╭─ Records for this exercise

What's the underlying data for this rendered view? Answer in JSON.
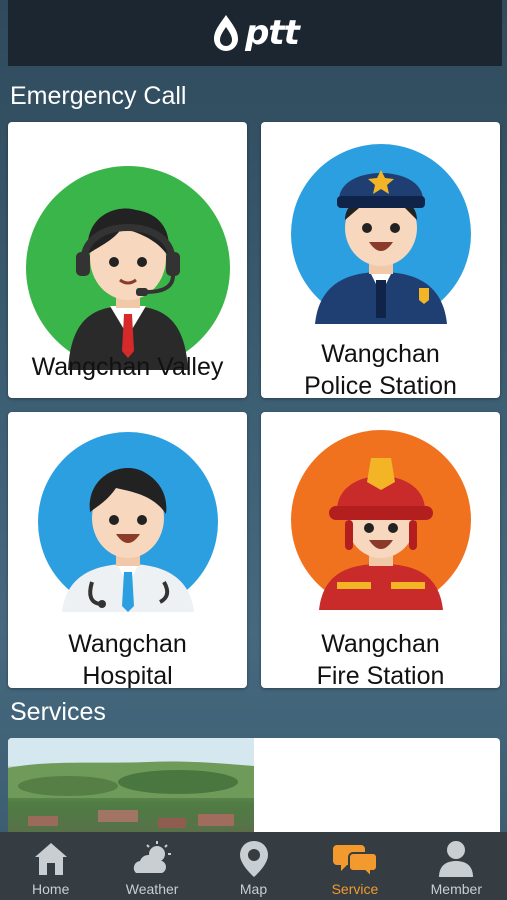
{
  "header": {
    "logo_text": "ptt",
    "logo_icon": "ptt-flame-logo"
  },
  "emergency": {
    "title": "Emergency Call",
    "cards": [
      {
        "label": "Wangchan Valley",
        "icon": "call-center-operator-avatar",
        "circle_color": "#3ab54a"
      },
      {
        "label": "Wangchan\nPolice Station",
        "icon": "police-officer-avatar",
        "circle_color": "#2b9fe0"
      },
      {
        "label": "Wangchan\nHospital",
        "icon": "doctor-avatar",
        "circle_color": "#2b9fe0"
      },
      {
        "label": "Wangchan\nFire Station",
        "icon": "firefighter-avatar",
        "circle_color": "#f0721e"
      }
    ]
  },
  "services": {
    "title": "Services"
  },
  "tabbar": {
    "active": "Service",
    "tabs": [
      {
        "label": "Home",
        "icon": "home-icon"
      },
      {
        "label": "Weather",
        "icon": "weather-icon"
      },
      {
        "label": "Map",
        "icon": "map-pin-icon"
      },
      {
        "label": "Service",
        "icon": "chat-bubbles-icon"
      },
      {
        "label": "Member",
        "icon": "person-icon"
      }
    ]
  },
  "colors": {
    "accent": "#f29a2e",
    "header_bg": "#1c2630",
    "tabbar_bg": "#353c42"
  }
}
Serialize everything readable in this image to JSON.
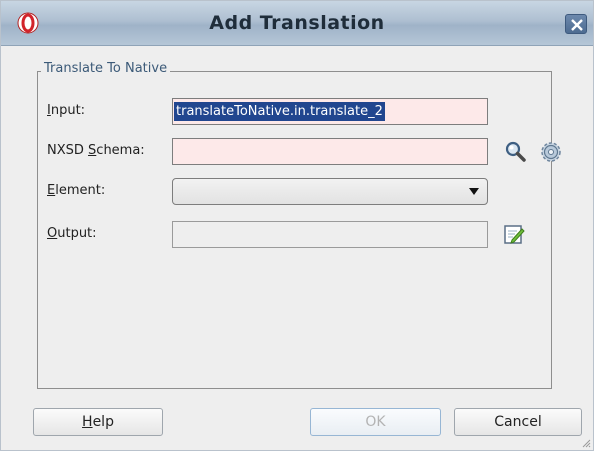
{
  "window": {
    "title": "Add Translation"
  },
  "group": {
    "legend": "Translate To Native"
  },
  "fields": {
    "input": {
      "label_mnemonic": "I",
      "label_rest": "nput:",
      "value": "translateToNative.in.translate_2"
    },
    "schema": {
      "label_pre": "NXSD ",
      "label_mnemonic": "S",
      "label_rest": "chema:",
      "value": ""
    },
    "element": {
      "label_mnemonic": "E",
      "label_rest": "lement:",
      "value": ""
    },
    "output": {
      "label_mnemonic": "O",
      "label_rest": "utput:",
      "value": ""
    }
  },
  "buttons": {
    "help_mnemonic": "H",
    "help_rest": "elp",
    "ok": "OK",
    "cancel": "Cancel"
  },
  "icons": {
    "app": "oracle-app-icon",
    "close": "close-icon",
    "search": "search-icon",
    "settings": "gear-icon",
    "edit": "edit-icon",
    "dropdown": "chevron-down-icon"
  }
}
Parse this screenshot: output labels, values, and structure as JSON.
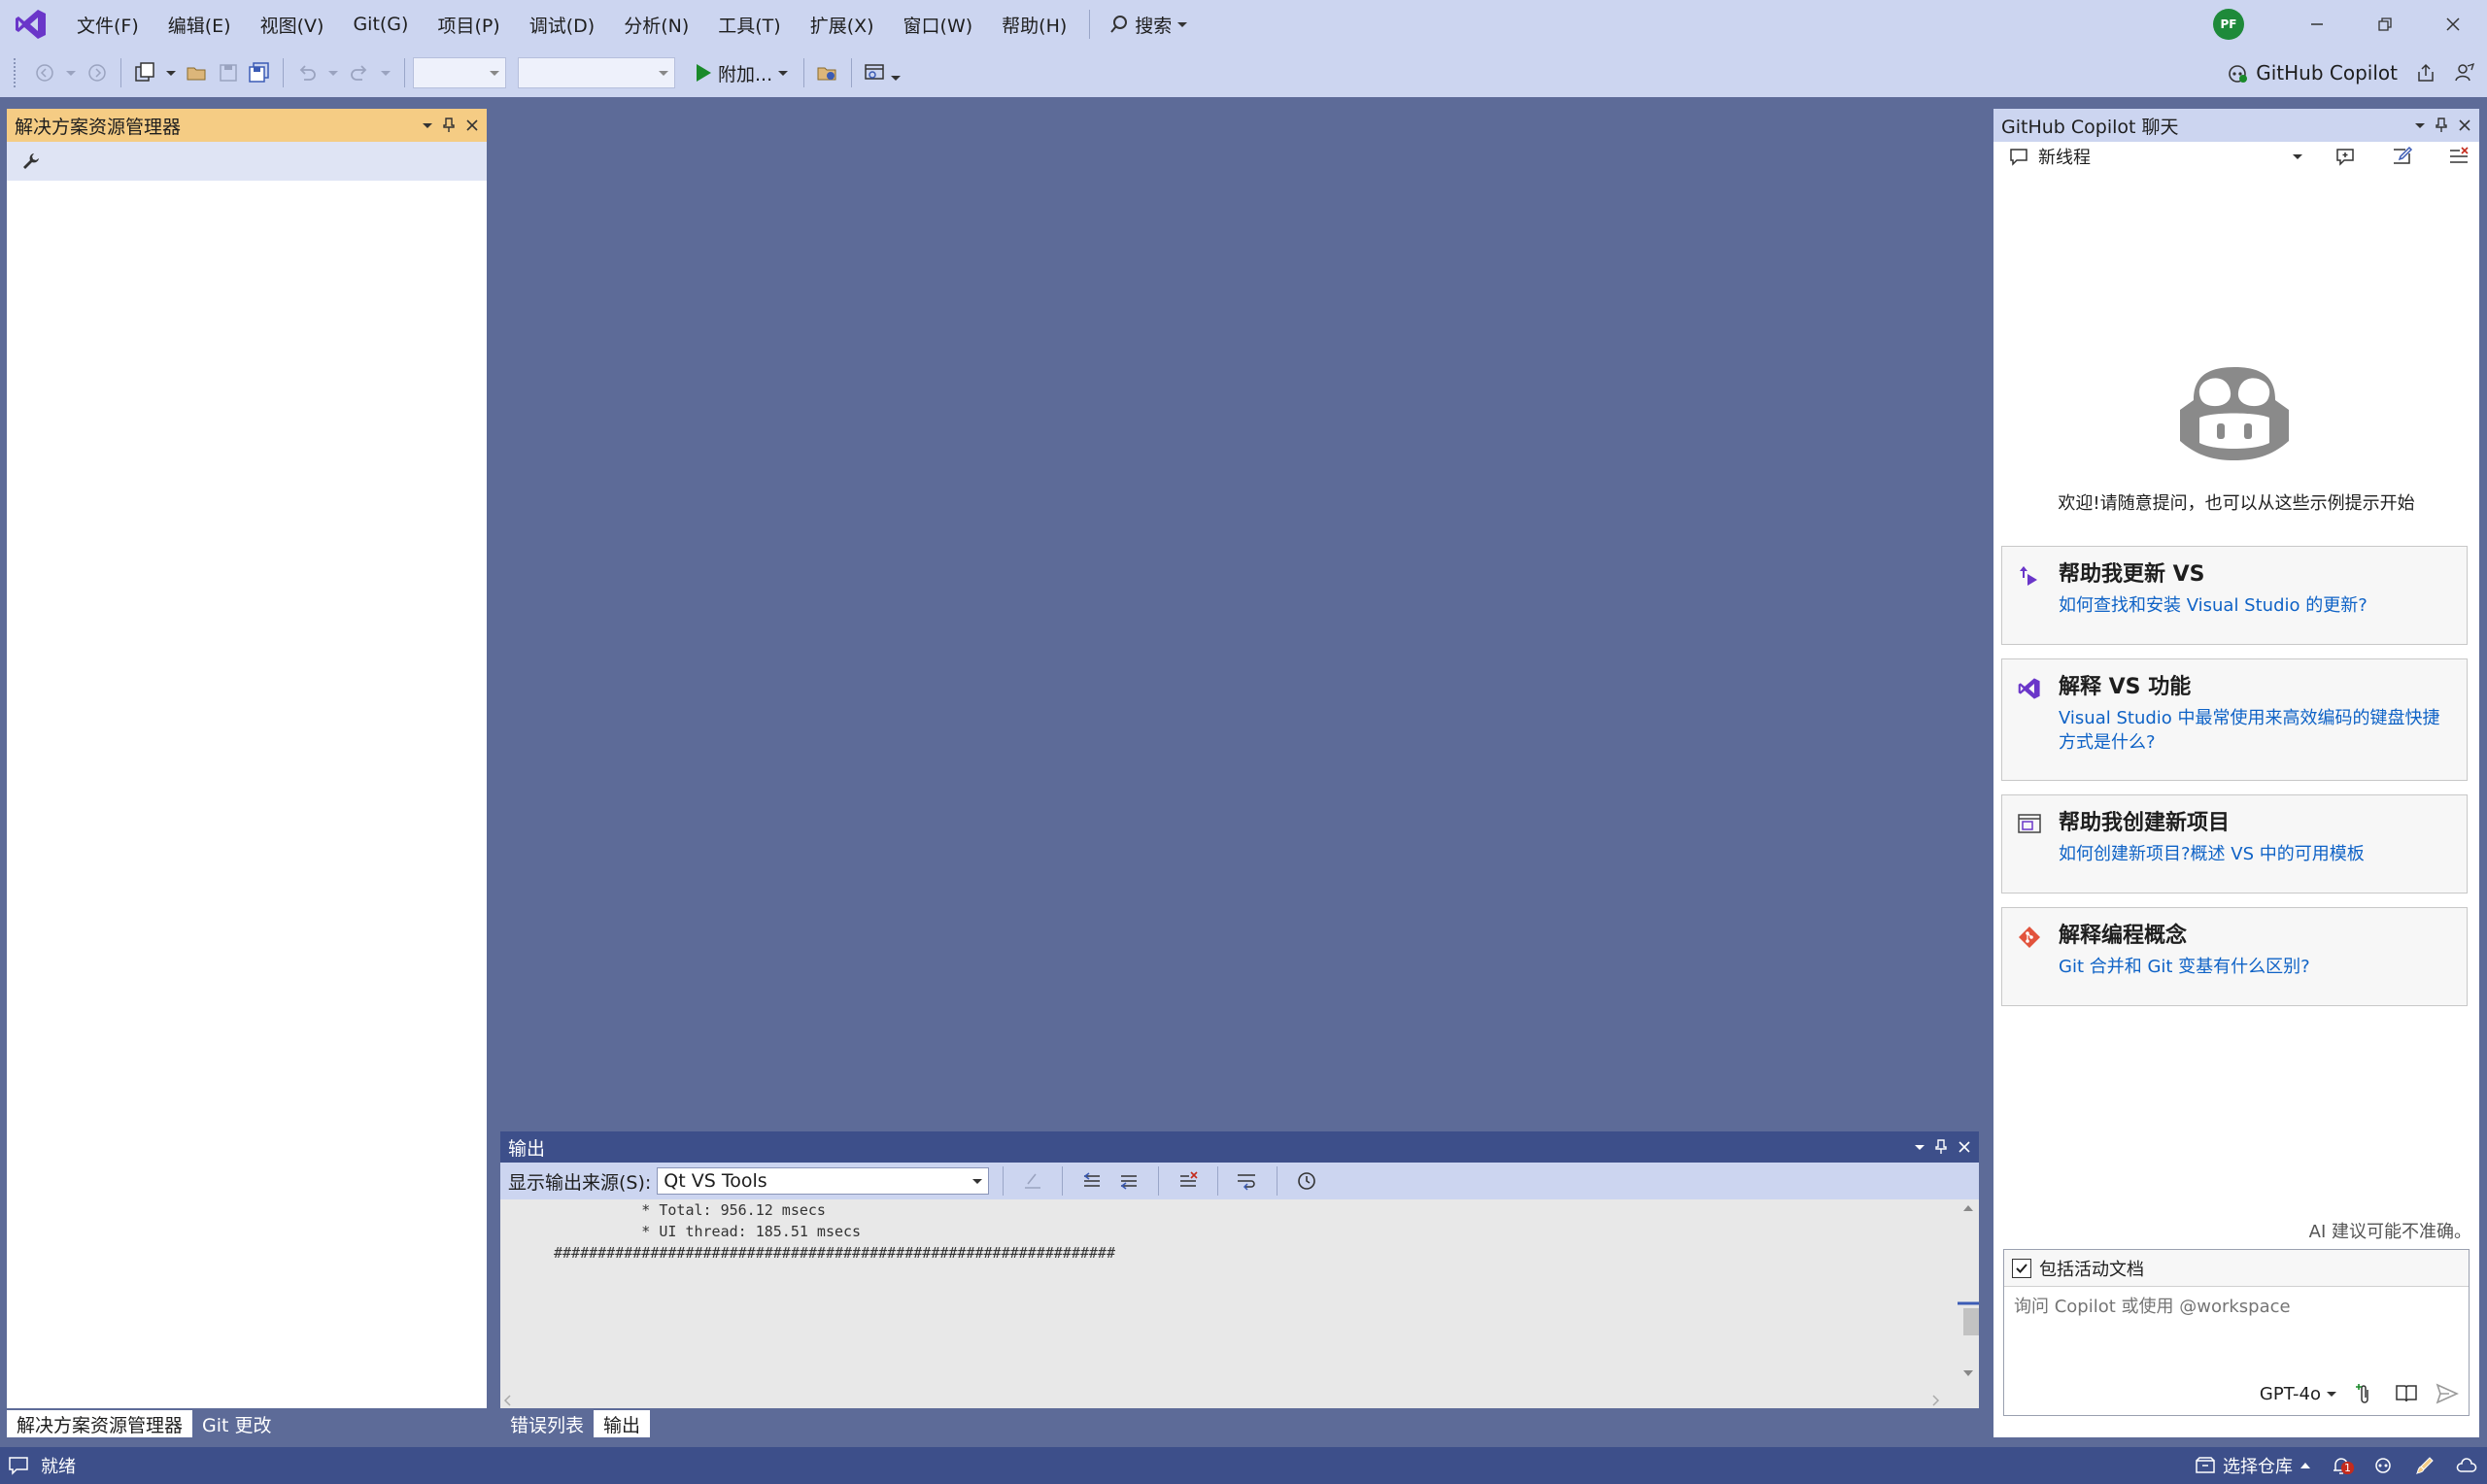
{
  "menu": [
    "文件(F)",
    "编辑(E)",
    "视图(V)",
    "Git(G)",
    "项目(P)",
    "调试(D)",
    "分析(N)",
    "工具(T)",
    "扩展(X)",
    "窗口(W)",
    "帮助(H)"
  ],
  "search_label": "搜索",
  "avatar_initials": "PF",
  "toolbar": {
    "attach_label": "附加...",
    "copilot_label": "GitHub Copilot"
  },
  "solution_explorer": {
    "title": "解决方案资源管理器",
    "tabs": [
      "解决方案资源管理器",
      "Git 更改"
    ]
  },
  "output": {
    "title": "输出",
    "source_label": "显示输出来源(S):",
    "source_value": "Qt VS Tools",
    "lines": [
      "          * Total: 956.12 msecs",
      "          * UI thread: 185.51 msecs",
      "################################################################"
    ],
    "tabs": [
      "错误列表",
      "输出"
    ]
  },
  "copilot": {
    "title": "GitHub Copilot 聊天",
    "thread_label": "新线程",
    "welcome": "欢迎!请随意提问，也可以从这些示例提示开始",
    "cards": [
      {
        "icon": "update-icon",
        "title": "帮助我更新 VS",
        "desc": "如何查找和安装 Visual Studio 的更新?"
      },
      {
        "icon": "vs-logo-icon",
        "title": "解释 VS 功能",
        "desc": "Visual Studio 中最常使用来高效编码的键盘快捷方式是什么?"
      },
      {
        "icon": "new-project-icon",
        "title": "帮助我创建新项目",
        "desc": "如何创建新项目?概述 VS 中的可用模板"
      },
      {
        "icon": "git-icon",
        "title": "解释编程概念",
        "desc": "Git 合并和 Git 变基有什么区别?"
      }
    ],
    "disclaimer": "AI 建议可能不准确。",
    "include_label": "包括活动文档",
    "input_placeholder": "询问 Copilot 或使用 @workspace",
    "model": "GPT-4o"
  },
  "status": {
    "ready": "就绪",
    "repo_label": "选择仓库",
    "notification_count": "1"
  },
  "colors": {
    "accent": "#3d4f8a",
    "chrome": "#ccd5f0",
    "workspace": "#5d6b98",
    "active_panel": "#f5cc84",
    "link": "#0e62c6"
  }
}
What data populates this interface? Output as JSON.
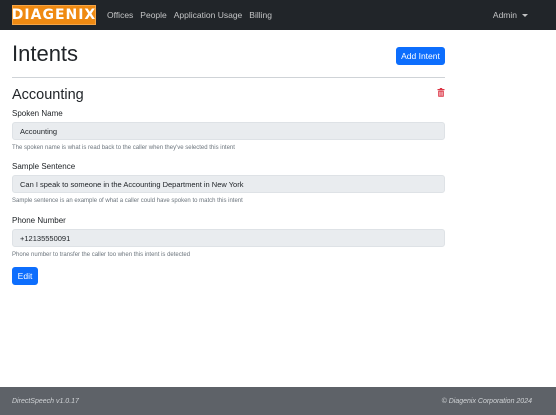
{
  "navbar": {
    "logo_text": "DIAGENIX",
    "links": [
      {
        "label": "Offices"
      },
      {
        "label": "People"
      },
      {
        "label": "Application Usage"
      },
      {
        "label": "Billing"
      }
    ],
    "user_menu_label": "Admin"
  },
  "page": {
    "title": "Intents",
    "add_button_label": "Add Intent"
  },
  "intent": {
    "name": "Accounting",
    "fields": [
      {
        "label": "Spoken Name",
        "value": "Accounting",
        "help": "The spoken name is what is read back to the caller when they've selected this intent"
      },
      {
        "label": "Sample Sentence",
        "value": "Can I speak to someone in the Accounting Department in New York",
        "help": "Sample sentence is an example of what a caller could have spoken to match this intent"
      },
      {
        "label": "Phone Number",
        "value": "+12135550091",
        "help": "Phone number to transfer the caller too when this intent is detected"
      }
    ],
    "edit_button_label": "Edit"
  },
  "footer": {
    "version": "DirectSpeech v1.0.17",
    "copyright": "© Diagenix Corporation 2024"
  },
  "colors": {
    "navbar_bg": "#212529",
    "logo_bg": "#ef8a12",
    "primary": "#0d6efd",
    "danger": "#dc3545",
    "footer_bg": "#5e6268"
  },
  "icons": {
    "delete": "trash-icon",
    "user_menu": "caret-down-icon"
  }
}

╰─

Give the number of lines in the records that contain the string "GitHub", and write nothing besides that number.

2